Decades later in the parasha of Vayishlach it says, “And Devora, Rivka’s nurse, died, and she was buried at the foot of Beis El under an oak tree; and he [Yaakov] called its name Alon Bachus, The Tree of Weeping.” Let’s recap: Devora was the nanny of Rivka. When Rivka married Yitzchak, Devora for some reason came along with her. Many years later, we find her not in the house of Yitzchak (who was still alive) but instead she is travelling with Yaakov, the son of Yitzchak and Rivka.

Rav Yisrael Miller in his sefer, “What’s Wrong With Being Human,” explains this difficulty with a sweet insight. He brings a Ramban that explains that Devora had come with Rivka from her home in Iraq to Eretz Yisrael, but she later returned to Iraq to the house of Lavan. Why? The Torah does not explicitly say. However now whilst  Yaakov is returning  to Eretz Yisrael, the elderly nurse, Devora, is with him when she is nifta on the way. We understand that the household was saddened. But the Torah tells us that Yaakov called her burial place “The Tree of Weeping,” which indicates that everyone wept for her, an honor not mentioned over the deaths of Avraham, Sara, Yitzchak or Rivka.

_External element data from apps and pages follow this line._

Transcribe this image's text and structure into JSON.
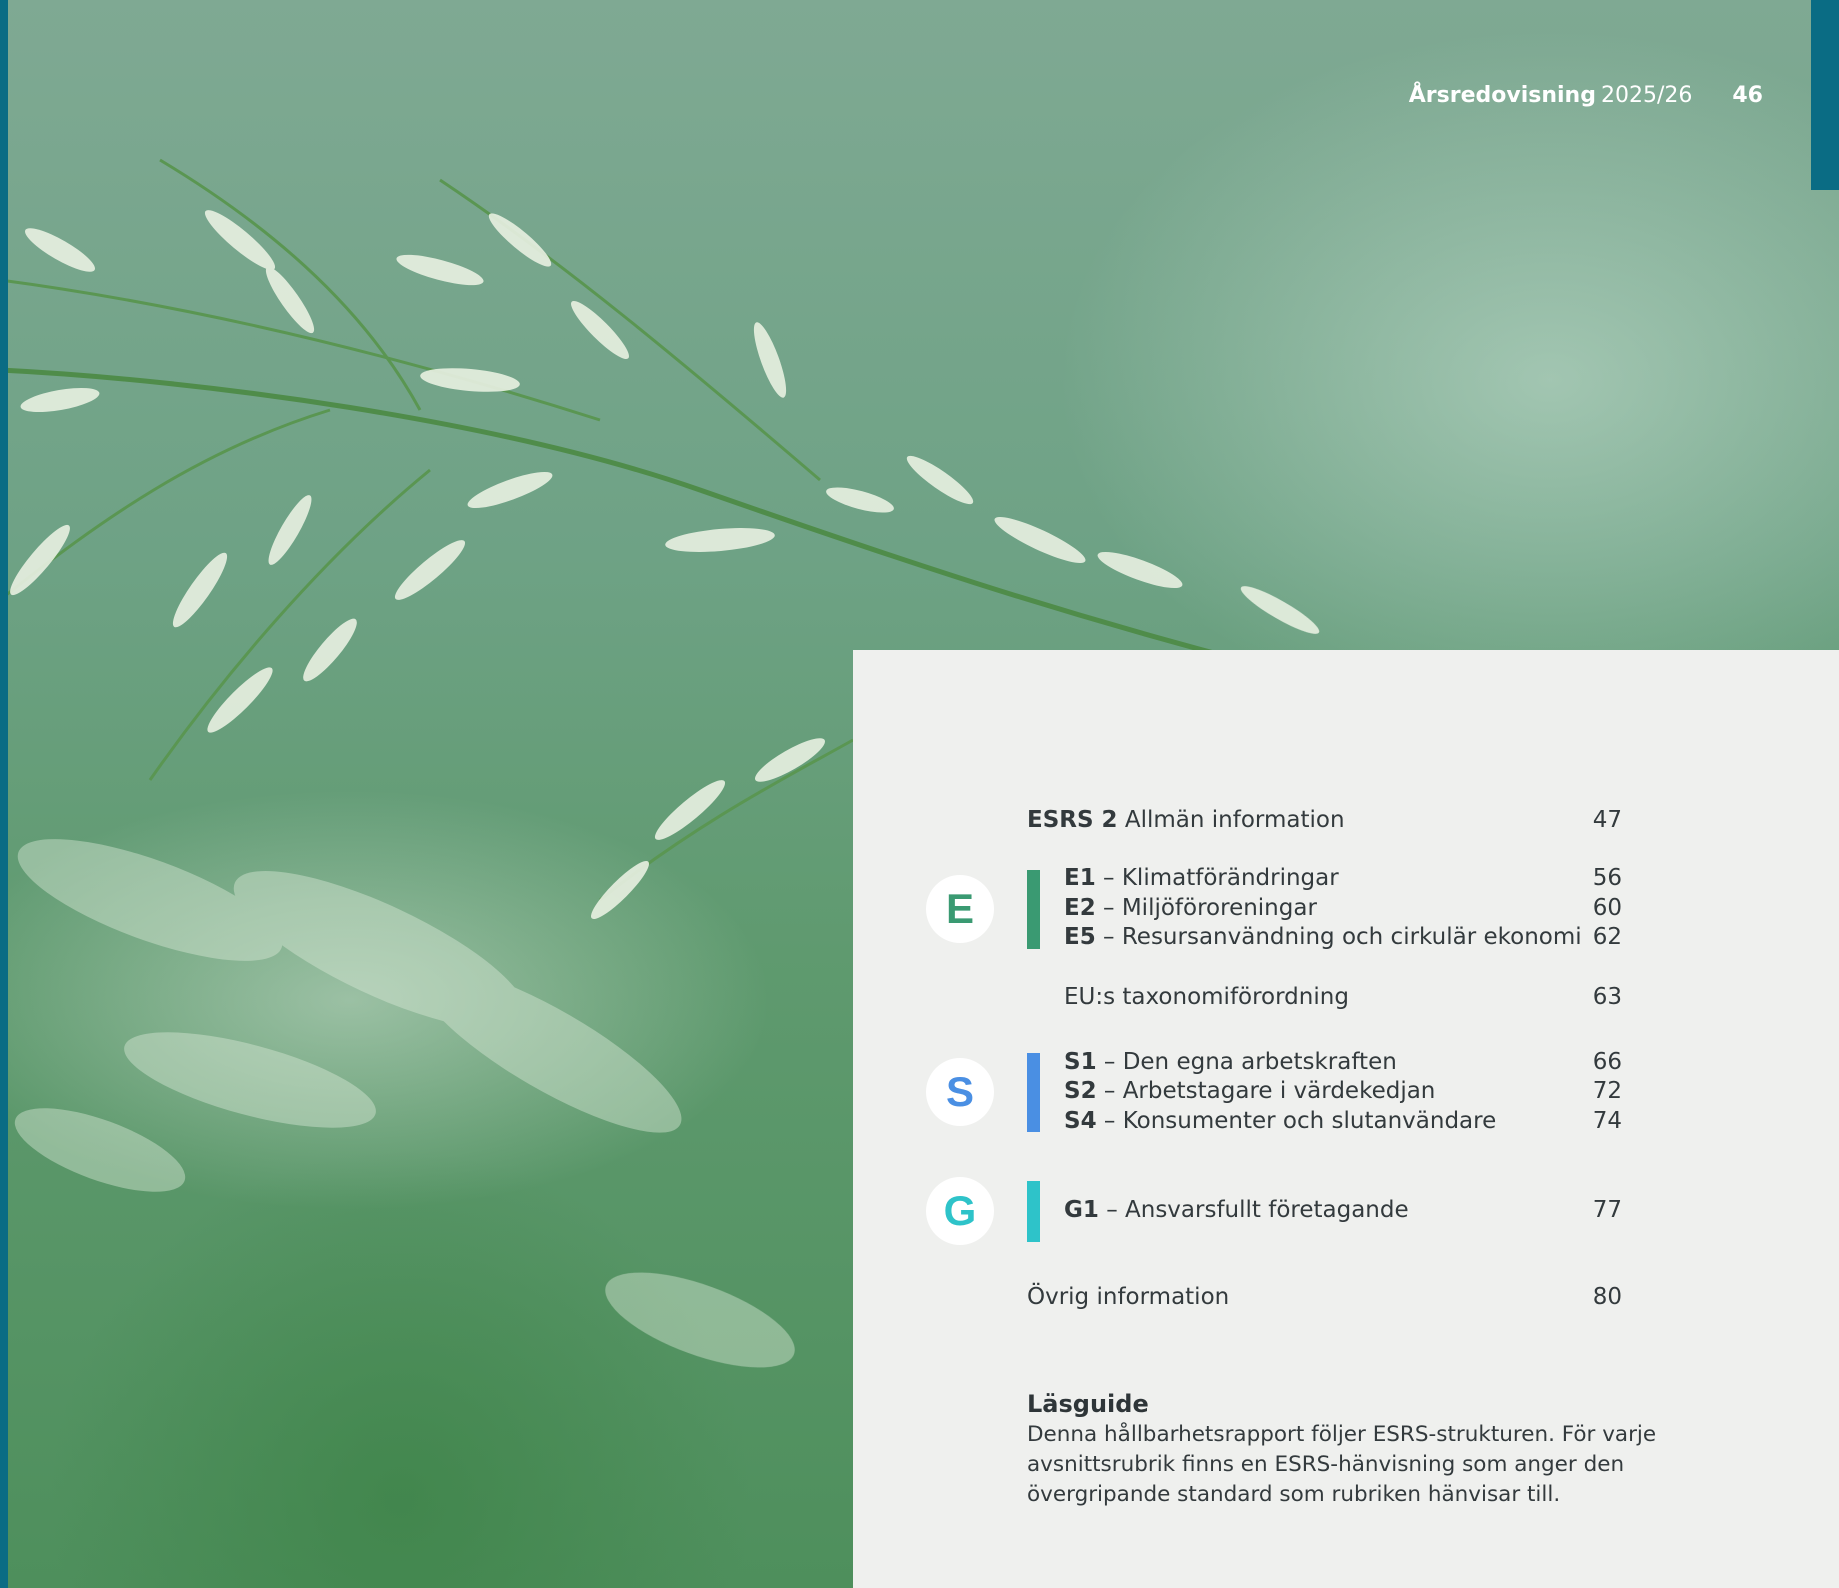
{
  "header": {
    "report_title": "Årsredovisning",
    "report_year": "2025/26",
    "page_number": "46"
  },
  "toc": {
    "esrs2": {
      "code": "ESRS 2",
      "title": "Allmän information",
      "page": "47"
    },
    "environment": {
      "letter": "E",
      "color": "#3a9a72",
      "items": [
        {
          "code": "E1",
          "title": " – Klimatförändringar",
          "page": "56"
        },
        {
          "code": "E2",
          "title": " – Miljöföroreningar",
          "page": "60"
        },
        {
          "code": "E5",
          "title": " – Resursanvändning och cirkulär ekonomi",
          "page": "62"
        }
      ]
    },
    "taxonomy": {
      "title": "EU:s taxonomiförordning",
      "page": "63"
    },
    "social": {
      "letter": "S",
      "color": "#4a8fe3",
      "items": [
        {
          "code": "S1",
          "title": " – Den egna arbetskraften",
          "page": "66"
        },
        {
          "code": "S2",
          "title": " – Arbetstagare i värdekedjan",
          "page": "72"
        },
        {
          "code": "S4",
          "title": " – Konsumenter och slutanvändare",
          "page": "74"
        }
      ]
    },
    "governance": {
      "letter": "G",
      "color": "#2ec3c9",
      "items": [
        {
          "code": "G1",
          "title": " – Ansvarsfullt företagande",
          "page": "77"
        }
      ]
    },
    "other": {
      "title": "Övrig information",
      "page": "80"
    }
  },
  "reading_guide": {
    "title": "Läsguide",
    "text": "Denna hållbarhetsrapport följer ESRS-strukturen. För varje avsnittsrubrik finns en ESRS-hänvisning som anger den övergripande standard som rubriken hänvisar till."
  },
  "colors": {
    "accent_blue": "#0a6c84",
    "panel_background": "#eff0ee"
  }
}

Rav Miller explains that Avraham wanted his son to marry a girl who was idealistic and worthy of carrying on the holy task that Avraham and Sara started. Rivka was only a young girl, so from whence did she learn such dedication? Her father was a non-believer, and her brother Lavan was a world’s class “no good-nick.” The answer is, Devora, the nanny.  It was from her that the future mother of the Jewish nation learned about Hashem and His truth. This is why the Torah mentions her accompanying Rivka. And when years pass, and Yitzchak and Rivka sent their son Yaakov to seek a wife from the house of none other than Lavan, who is it that is there to help raise the next generation of Yidden? Devora, the Rebbe who goes under the simple guise of a nanny. Rivka had known that the custom of the family was to take a wife from this family, so she sent her Devora, to make certain that Rachel and Laya would be raised in the proper fashion. When her mission was accomplished, with Devora accompanying Rachel, Laya and Yaakov and their children back home to Eretz Yisrael, she passed away, and all wept for this Rebbe of our Matriarchs.

This is the Devora who inspired the naming of the Prophetess, Devora, and it is this uniqueness of spirit that made everything that followed possible.  The Devora of our haftara leads an army, sees to the vanquishing of our harshest of enemies, yet when her song comes to be sung she says, “I arose as a mother in Israel.” This powerful leader of men, this valiant fighter, tells us, “I am a Yiddishe Mamma!” Miriam was a midwife; the first Devora was a nanny. Gevald, such simplicity, such enormous spirit.

Today the Mothers of Klall Yisroel are being called upon to reach levels long thought dormant. With a virus stalking our streets, schools often closed, homeschooling is just the beginning of the challenges facing our homes. One cannot be but astounded by the dedication of our mothers and the high spirituality that they live by. Every child is their jewel, and her prayers rip open gates that may otherwise be closed. In our world today every Yiddishe mother must be a Devora, inculcated with the caring love of Miriam and all other holy mothers throughout the ages. Some may be called upon to be nannies to their young, others perhaps midwives to the minds of their children, helping them to give birth to the Torah’s truth. There may even be a call for a general, who knows, but no matter, each Jewish mother has it within herself to be today’s Devora.  And so perhaps this haftara really is in their honor.